WHAT IS EXPECTED. Each record below must be returned exactly, with no line left out.

──────────────────────────────

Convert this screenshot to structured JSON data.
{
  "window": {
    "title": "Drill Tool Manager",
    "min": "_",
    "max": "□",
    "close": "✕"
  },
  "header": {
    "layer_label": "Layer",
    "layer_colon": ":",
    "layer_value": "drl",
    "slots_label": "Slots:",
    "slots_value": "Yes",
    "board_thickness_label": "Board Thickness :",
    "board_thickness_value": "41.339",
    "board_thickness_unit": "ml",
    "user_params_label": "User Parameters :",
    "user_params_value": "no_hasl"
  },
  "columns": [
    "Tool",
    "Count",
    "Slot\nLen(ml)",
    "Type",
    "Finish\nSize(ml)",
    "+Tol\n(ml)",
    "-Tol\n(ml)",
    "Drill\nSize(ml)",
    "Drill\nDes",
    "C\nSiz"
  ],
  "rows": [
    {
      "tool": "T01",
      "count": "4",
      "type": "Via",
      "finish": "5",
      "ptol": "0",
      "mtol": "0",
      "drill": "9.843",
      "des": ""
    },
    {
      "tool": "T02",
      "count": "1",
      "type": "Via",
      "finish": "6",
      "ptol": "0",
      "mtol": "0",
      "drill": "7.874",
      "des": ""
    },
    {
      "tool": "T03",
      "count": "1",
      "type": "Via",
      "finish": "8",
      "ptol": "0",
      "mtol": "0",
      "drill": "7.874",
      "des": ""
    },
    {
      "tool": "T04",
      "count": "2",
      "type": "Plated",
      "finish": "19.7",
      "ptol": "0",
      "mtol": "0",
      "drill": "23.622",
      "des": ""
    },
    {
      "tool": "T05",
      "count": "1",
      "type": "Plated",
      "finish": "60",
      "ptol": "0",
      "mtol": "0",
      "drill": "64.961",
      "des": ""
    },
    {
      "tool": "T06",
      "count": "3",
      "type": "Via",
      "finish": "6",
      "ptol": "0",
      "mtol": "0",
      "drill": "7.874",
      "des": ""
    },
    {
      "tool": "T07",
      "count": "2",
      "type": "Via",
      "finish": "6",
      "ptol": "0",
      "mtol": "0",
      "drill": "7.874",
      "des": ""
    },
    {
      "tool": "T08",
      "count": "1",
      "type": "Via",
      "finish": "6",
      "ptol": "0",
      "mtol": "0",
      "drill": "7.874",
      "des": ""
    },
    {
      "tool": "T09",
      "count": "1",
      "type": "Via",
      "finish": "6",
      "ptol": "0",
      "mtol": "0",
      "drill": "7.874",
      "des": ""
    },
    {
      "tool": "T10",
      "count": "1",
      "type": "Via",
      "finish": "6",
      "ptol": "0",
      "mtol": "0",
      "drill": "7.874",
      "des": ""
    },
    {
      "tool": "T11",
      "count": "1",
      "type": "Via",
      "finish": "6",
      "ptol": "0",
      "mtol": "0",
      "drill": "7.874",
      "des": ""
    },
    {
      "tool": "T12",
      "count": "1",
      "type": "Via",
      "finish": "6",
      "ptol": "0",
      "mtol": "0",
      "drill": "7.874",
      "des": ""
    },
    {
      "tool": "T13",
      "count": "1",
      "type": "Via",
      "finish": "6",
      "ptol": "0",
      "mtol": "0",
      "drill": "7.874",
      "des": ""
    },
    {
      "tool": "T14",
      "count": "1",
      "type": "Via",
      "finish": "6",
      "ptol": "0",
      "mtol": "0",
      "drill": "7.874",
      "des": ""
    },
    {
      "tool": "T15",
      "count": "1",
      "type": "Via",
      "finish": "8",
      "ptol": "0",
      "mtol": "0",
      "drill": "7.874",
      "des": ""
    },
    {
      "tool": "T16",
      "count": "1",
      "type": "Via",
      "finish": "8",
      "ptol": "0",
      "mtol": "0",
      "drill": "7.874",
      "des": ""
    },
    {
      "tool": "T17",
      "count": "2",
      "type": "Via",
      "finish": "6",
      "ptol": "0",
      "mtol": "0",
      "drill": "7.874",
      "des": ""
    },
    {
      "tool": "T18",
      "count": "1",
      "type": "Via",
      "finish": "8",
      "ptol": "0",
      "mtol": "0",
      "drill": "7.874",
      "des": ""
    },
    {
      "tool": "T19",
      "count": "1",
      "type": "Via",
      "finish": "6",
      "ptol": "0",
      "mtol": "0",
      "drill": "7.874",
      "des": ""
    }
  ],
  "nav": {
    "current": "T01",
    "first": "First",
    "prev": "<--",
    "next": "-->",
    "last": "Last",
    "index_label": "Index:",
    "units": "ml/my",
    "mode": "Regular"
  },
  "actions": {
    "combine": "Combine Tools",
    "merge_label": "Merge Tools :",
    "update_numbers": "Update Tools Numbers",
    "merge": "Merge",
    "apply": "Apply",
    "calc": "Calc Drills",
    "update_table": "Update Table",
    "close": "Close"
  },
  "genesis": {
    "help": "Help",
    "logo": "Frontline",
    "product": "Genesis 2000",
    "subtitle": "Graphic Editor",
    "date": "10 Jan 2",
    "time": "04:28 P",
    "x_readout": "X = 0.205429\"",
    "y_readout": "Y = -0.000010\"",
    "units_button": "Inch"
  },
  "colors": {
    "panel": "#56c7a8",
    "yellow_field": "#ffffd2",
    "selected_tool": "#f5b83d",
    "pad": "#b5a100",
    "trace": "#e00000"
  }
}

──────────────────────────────

OUTPUT.
Convert this screenshot to structured JSON data.
{
  "window": {
    "title": "Drill Tool Manager",
    "min": "_",
    "max": "□",
    "close": "✕"
  },
  "header": {
    "layer_label": "Layer",
    "layer_colon": ":",
    "layer_value": "drl",
    "slots_label": "Slots:",
    "slots_value": "Yes",
    "board_thickness_label": "Board Thickness :",
    "board_thickness_value": "41.339",
    "board_thickness_unit": "ml",
    "user_params_label": "User Parameters :",
    "user_params_value": "no_hasl"
  },
  "columns": [
    "Tool",
    "Count",
    "Slot\nLen(ml)",
    "Type",
    "Finish\nSize(ml)",
    "+Tol\n(ml)",
    "-Tol\n(ml)",
    "Drill\nSize(ml)",
    "Drill\nDes",
    "C\nSiz"
  ],
  "rows": [
    {
      "tool": "T01",
      "count": "4",
      "type": "Via",
      "finish": "5",
      "ptol": "0",
      "mtol": "0",
      "drill": "9.843",
      "des": ""
    },
    {
      "tool": "T02",
      "count": "1",
      "type": "Via",
      "finish": "6",
      "ptol": "0",
      "mtol": "0",
      "drill": "7.874",
      "des": ""
    },
    {
      "tool": "T03",
      "count": "1",
      "type": "Via",
      "finish": "8",
      "ptol": "0",
      "mtol": "0",
      "drill": "7.874",
      "des": ""
    },
    {
      "tool": "T04",
      "count": "2",
      "type": "Plated",
      "finish": "19.7",
      "ptol": "0",
      "mtol": "0",
      "drill": "23.622",
      "des": ""
    },
    {
      "tool": "T05",
      "count": "1",
      "type": "Plated",
      "finish": "60",
      "ptol": "0",
      "mtol": "0",
      "drill": "64.961",
      "des": ""
    },
    {
      "tool": "T06",
      "count": "3",
      "type": "Via",
      "finish": "6",
      "ptol": "0",
      "mtol": "0",
      "drill": "7.874",
      "des": ""
    },
    {
      "tool": "T07",
      "count": "2",
      "type": "Via",
      "finish": "6",
      "ptol": "0",
      "mtol": "0",
      "drill": "7.874",
      "des": ""
    },
    {
      "tool": "T08",
      "count": "1",
      "type": "Via",
      "finish": "6",
      "ptol": "0",
      "mtol": "0",
      "drill": "7.874",
      "des": ""
    },
    {
      "tool": "T09",
      "count": "1",
      "type": "Via",
      "finish": "6",
      "ptol": "0",
      "mtol": "0",
      "drill": "7.874",
      "des": ""
    },
    {
      "tool": "T10",
      "count": "1",
      "type": "Via",
      "finish": "6",
      "ptol": "0",
      "mtol": "0",
      "drill": "7.874",
      "des": ""
    },
    {
      "tool": "T11",
      "count": "1",
      "type": "Via",
      "finish": "6",
      "ptol": "0",
      "mtol": "0",
      "drill": "7.874",
      "des": ""
    },
    {
      "tool": "T12",
      "count": "1",
      "type": "Via",
      "finish": "6",
      "ptol": "0",
      "mtol": "0",
      "drill": "7.874",
      "des": ""
    },
    {
      "tool": "T13",
      "count": "1",
      "type": "Via",
      "finish": "6",
      "ptol": "0",
      "mtol": "0",
      "drill": "7.874",
      "des": ""
    },
    {
      "tool": "T14",
      "count": "1",
      "type": "Via",
      "finish": "6",
      "ptol": "0",
      "mtol": "0",
      "drill": "7.874",
      "des": ""
    },
    {
      "tool": "T15",
      "count": "1",
      "type": "Via",
      "finish": "8",
      "ptol": "0",
      "mtol": "0",
      "drill": "7.874",
      "des": ""
    },
    {
      "tool": "T16",
      "count": "1",
      "type": "Via",
      "finish": "8",
      "ptol": "0",
      "mtol": "0",
      "drill": "7.874",
      "des": ""
    },
    {
      "tool": "T17",
      "count": "2",
      "type": "Via",
      "finish": "6",
      "ptol": "0",
      "mtol": "0",
      "drill": "7.874",
      "des": ""
    },
    {
      "tool": "T18",
      "count": "1",
      "type": "Via",
      "finish": "8",
      "ptol": "0",
      "mtol": "0",
      "drill": "7.874",
      "des": ""
    },
    {
      "tool": "T19",
      "count": "1",
      "type": "Via",
      "finish": "6",
      "ptol": "0",
      "mtol": "0",
      "drill": "7.874",
      "des": ""
    }
  ],
  "nav": {
    "current": "T01",
    "first": "First",
    "prev": "<--",
    "next": "-->",
    "last": "Last",
    "index_label": "Index:",
    "units": "ml/my",
    "mode": "Regular"
  },
  "actions": {
    "combine": "Combine Tools",
    "merge_label": "Merge Tools :",
    "update_numbers": "Update Tools Numbers",
    "merge": "Merge",
    "apply": "Apply",
    "calc": "Calc Drills",
    "update_table": "Update Table",
    "close": "Close"
  },
  "genesis": {
    "help": "Help",
    "logo": "Frontline",
    "product": "Genesis 2000",
    "subtitle": "Graphic Editor",
    "date": "10 Jan 2",
    "time": "04:28 P",
    "x_readout": "X = 0.205429\"",
    "y_readout": "Y = -0.000010\"",
    "units_button": "Inch"
  },
  "colors": {
    "panel": "#56c7a8",
    "yellow_field": "#ffffd2",
    "selected_tool": "#f5b83d",
    "pad": "#b5a100",
    "trace": "#e00000"
  }
}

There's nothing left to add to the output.